Problem description: Down to the final line, return the records unchanged.

Input data:

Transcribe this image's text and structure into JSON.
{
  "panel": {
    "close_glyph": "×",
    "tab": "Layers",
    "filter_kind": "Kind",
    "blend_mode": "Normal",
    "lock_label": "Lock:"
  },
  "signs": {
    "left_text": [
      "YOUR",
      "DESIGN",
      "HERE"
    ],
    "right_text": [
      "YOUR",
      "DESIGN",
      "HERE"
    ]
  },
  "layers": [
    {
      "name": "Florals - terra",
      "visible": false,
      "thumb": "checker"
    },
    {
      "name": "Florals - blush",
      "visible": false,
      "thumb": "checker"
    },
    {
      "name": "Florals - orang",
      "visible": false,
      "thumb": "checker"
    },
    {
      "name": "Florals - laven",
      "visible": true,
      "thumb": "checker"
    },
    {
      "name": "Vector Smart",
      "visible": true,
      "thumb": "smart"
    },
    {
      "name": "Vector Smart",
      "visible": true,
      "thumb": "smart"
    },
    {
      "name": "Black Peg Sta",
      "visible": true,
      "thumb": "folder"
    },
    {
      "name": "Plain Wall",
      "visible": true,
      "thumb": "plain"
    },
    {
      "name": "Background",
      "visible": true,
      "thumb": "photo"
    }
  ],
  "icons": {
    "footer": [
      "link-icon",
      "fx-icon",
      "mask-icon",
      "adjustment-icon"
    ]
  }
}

Solution:
Transcribe this image's text and structure into JSON.
{
  "panel": {
    "close_glyph": "×",
    "tab": "Layers",
    "filter_kind": "Kind",
    "blend_mode": "Normal",
    "lock_label": "Lock:"
  },
  "signs": {
    "left_text": [
      "YOUR",
      "DESIGN",
      "HERE"
    ],
    "right_text": [
      "YOUR",
      "DESIGN",
      "HERE"
    ]
  },
  "layers": [
    {
      "name": "Florals - terra",
      "visible": false,
      "thumb": "checker"
    },
    {
      "name": "Florals - blush",
      "visible": false,
      "thumb": "checker"
    },
    {
      "name": "Florals - orang",
      "visible": false,
      "thumb": "checker"
    },
    {
      "name": "Florals - laven",
      "visible": true,
      "thumb": "checker"
    },
    {
      "name": "Vector Smart",
      "visible": true,
      "thumb": "smart"
    },
    {
      "name": "Vector Smart",
      "visible": true,
      "thumb": "smart"
    },
    {
      "name": "Black Peg Sta",
      "visible": true,
      "thumb": "folder"
    },
    {
      "name": "Plain Wall",
      "visible": true,
      "thumb": "plain"
    },
    {
      "name": "Background",
      "visible": true,
      "thumb": "photo"
    }
  ],
  "icons": {
    "footer": [
      "link-icon",
      "fx-icon",
      "mask-icon",
      "adjustment-icon"
    ]
  }
}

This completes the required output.